Anonymous            April 7, 2019, 2:05 a.m.

Very challenging. I agree that I do not have to sin. But I choose to sin. There are no excuses for sinning. I allow emotion to rule instead of the Spirit, or I do not renew my mind and get caught up in daily activity, forgetting to use the armor that Christ has given me.
I fear to say sin is inevitable, because God commands commands I is

Anonymous            April 7, 2019, 2:32 a.m.

First one should be taught what is sin. This is enumerated by Jesus in Mark 7 :20, 21, 22, 23.

One is free from sin means one should follow the above teachings.

We need not refer any other chapter in this regard. This teaching should be inculcated in everyones' heart. Thanks.

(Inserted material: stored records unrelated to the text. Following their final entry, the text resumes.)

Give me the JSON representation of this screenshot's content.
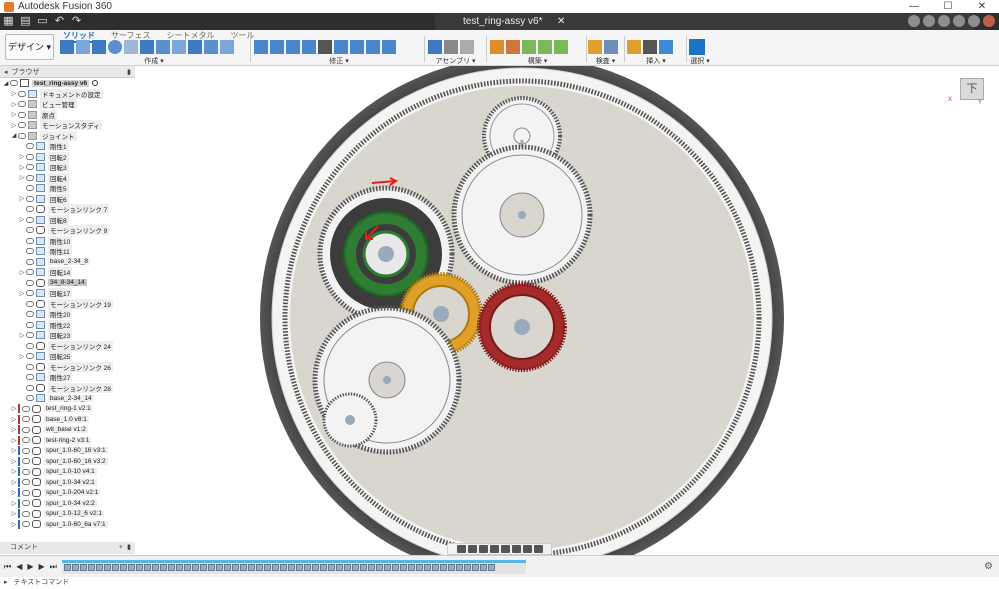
{
  "titlebar": {
    "app_title": "Autodesk Fusion 360",
    "min": "—",
    "max": "☐",
    "close": "✕"
  },
  "doc_tab": {
    "name": "test_ring-assy v6*",
    "close": "✕"
  },
  "ribbon": {
    "workspace": "デザイン ▾",
    "tabs": [
      "ソリッド",
      "サーフェス",
      "シートメタル",
      "ツール"
    ],
    "groups": [
      {
        "label": "作成 ▾"
      },
      {
        "label": "修正 ▾"
      },
      {
        "label": "アセンブリ ▾"
      },
      {
        "label": "構築 ▾"
      },
      {
        "label": "検査 ▾"
      },
      {
        "label": "挿入 ▾"
      },
      {
        "label": "選択 ▾"
      }
    ]
  },
  "browser": {
    "header": "ブラウザ",
    "root": "test_ring-assy v6",
    "items": [
      {
        "label": "ドキュメントの設定",
        "indent": 1,
        "icon": "gear",
        "arrow": "right"
      },
      {
        "label": "ビュー管理",
        "indent": 1,
        "icon": "folder",
        "arrow": "right"
      },
      {
        "label": "原点",
        "indent": 1,
        "icon": "folder",
        "arrow": "right"
      },
      {
        "label": "モーションスタディ",
        "indent": 1,
        "icon": "folder",
        "arrow": "right"
      },
      {
        "label": "ジョイント",
        "indent": 1,
        "icon": "folder",
        "arrow": "down"
      },
      {
        "label": "剛性1",
        "indent": 2,
        "icon": "joint",
        "arrow": ""
      },
      {
        "label": "回転2",
        "indent": 2,
        "icon": "joint",
        "arrow": "right"
      },
      {
        "label": "回転3",
        "indent": 2,
        "icon": "joint",
        "arrow": "right"
      },
      {
        "label": "回転4",
        "indent": 2,
        "icon": "joint",
        "arrow": "right"
      },
      {
        "label": "剛性5",
        "indent": 2,
        "icon": "joint",
        "arrow": ""
      },
      {
        "label": "回転6",
        "indent": 2,
        "icon": "joint",
        "arrow": "right"
      },
      {
        "label": "モーションリンク 7",
        "indent": 2,
        "icon": "link",
        "arrow": ""
      },
      {
        "label": "回転8",
        "indent": 2,
        "icon": "joint",
        "arrow": "right"
      },
      {
        "label": "モーションリンク 9",
        "indent": 2,
        "icon": "link",
        "arrow": ""
      },
      {
        "label": "剛性10",
        "indent": 2,
        "icon": "joint",
        "arrow": ""
      },
      {
        "label": "剛性11",
        "indent": 2,
        "icon": "joint",
        "arrow": ""
      },
      {
        "label": "base_2-34_8",
        "indent": 2,
        "icon": "joint",
        "arrow": ""
      },
      {
        "label": "回転14",
        "indent": 2,
        "icon": "joint",
        "arrow": "right"
      },
      {
        "label": "34_8-34_14",
        "indent": 2,
        "icon": "link",
        "arrow": "",
        "selected": true
      },
      {
        "label": "回転17",
        "indent": 2,
        "icon": "joint",
        "arrow": "right"
      },
      {
        "label": "モーションリンク 19",
        "indent": 2,
        "icon": "link",
        "arrow": ""
      },
      {
        "label": "剛性20",
        "indent": 2,
        "icon": "joint",
        "arrow": ""
      },
      {
        "label": "剛性22",
        "indent": 2,
        "icon": "joint",
        "arrow": ""
      },
      {
        "label": "回転23",
        "indent": 2,
        "icon": "joint",
        "arrow": "right"
      },
      {
        "label": "モーションリンク 24",
        "indent": 2,
        "icon": "link",
        "arrow": ""
      },
      {
        "label": "回転25",
        "indent": 2,
        "icon": "joint",
        "arrow": "right"
      },
      {
        "label": "モーションリンク 26",
        "indent": 2,
        "icon": "link",
        "arrow": ""
      },
      {
        "label": "剛性27",
        "indent": 2,
        "icon": "joint",
        "arrow": ""
      },
      {
        "label": "モーションリンク 28",
        "indent": 2,
        "icon": "link",
        "arrow": ""
      },
      {
        "label": "base_2-34_14",
        "indent": 2,
        "icon": "joint",
        "arrow": ""
      },
      {
        "label": "test_ring-1 v2:1",
        "indent": 1,
        "icon": "component",
        "arrow": "right",
        "color": "#b03a2e"
      },
      {
        "label": "base_1.0 v8:1",
        "indent": 1,
        "icon": "component",
        "arrow": "right",
        "color": "#b03a2e"
      },
      {
        "label": "wit_base v1:2",
        "indent": 1,
        "icon": "component",
        "arrow": "right",
        "color": "#b03a2e"
      },
      {
        "label": "test-ring-2 v3:1",
        "indent": 1,
        "icon": "component",
        "arrow": "right",
        "color": "#b03a2e"
      },
      {
        "label": "spur_1.0-60_16 v3:1",
        "indent": 1,
        "icon": "component",
        "arrow": "right",
        "color": "#2b6cb0"
      },
      {
        "label": "spur_1.0-60_16 v3:2",
        "indent": 1,
        "icon": "component",
        "arrow": "right",
        "color": "#2b6cb0"
      },
      {
        "label": "spur_1.0-10 v4:1",
        "indent": 1,
        "icon": "component",
        "arrow": "right",
        "color": "#2b6cb0"
      },
      {
        "label": "spur_1.0-34 v2:1",
        "indent": 1,
        "icon": "component",
        "arrow": "right",
        "color": "#2b6cb0"
      },
      {
        "label": "spur_1.0-204 v2:1",
        "indent": 1,
        "icon": "component",
        "arrow": "right",
        "color": "#2b6cb0"
      },
      {
        "label": "spur_1.0-34 v2:2",
        "indent": 1,
        "icon": "component",
        "arrow": "right",
        "color": "#2b6cb0"
      },
      {
        "label": "spur_1.0-12_6 v2:1",
        "indent": 1,
        "icon": "component",
        "arrow": "right",
        "color": "#2b6cb0"
      },
      {
        "label": "spur_1.0-60_6a v7:1",
        "indent": 1,
        "icon": "component",
        "arrow": "right",
        "color": "#2b6cb0"
      }
    ]
  },
  "viewcube": {
    "face": "下",
    "x_label": "X",
    "y_label": "Y"
  },
  "comment_bar": {
    "label": "コメント"
  },
  "text_command": {
    "label": "テキストコマンド"
  }
}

Edison N            April 10, 2019, 3:37 a.m.

Very well put

Anonymous            April 12, 2019, 5:37 p.m.

Thank you Mac. I agree sin-filled Christians are to our shame.

Cheryl            April 7, 2019, 2:34 a.m.

Very well written post. I agree with it completely. The fact that God gives us grace is not a license to sin. Some Christians use God's grace and phrases such as "we all sin" as a crutch. That's most likely because these brothers and sisters have no power. They don't have the Holy Spirit operating in their life or either they are blatantly going against Him so that they can do what they want to do. I thank and I praise God that I can say with truth that by the GRACE of God Almighty, I do not live a life of willful sin, nor do I desire to. As you stated, I am tempted now and then, every once in a while I even slip up and do or say something I probably shouldn't have but the Holy Spirit convicts me of it quickly and I repent. It's great that we can go boldly to the throne of grace to receive forgiveness. But as far as willful habitual sin? Doing the old things that I used to do? Every day? If anyone is comfortable with that then I pray they will receive the power of the Holy Spirit and that God will open their eyes In Jesus' name. God bless.

Miranda T.            April 14, 2019, 2:09 a.m.

I really enjoyed this article. I love how you are always consistent to back up your facts with the verses and never just your own ideas. I have never read or heard anything about this myself. I was taught, as brought up in the article, that all have sinned(which is true) and that we can't help it because it is our flesh(yes, it is our flesh but once we accept God's gift of forgiveness, we have a choice). I feel this is so often left out and used as an excuse to some extent accept sin. Sin is always wrong and there is no justification for it! I know as a child I thought if God forgives our sin indeffinently, then why not sin? I know it is bad but God will always forgive us. If I thought like that as a child, what is keeping others from thinking the same thing and not abstaining from sin? Nothing. This is why more people should know the truth. Thank you for the new view.

Maribeth            April 16, 2019, 4:19 a.m.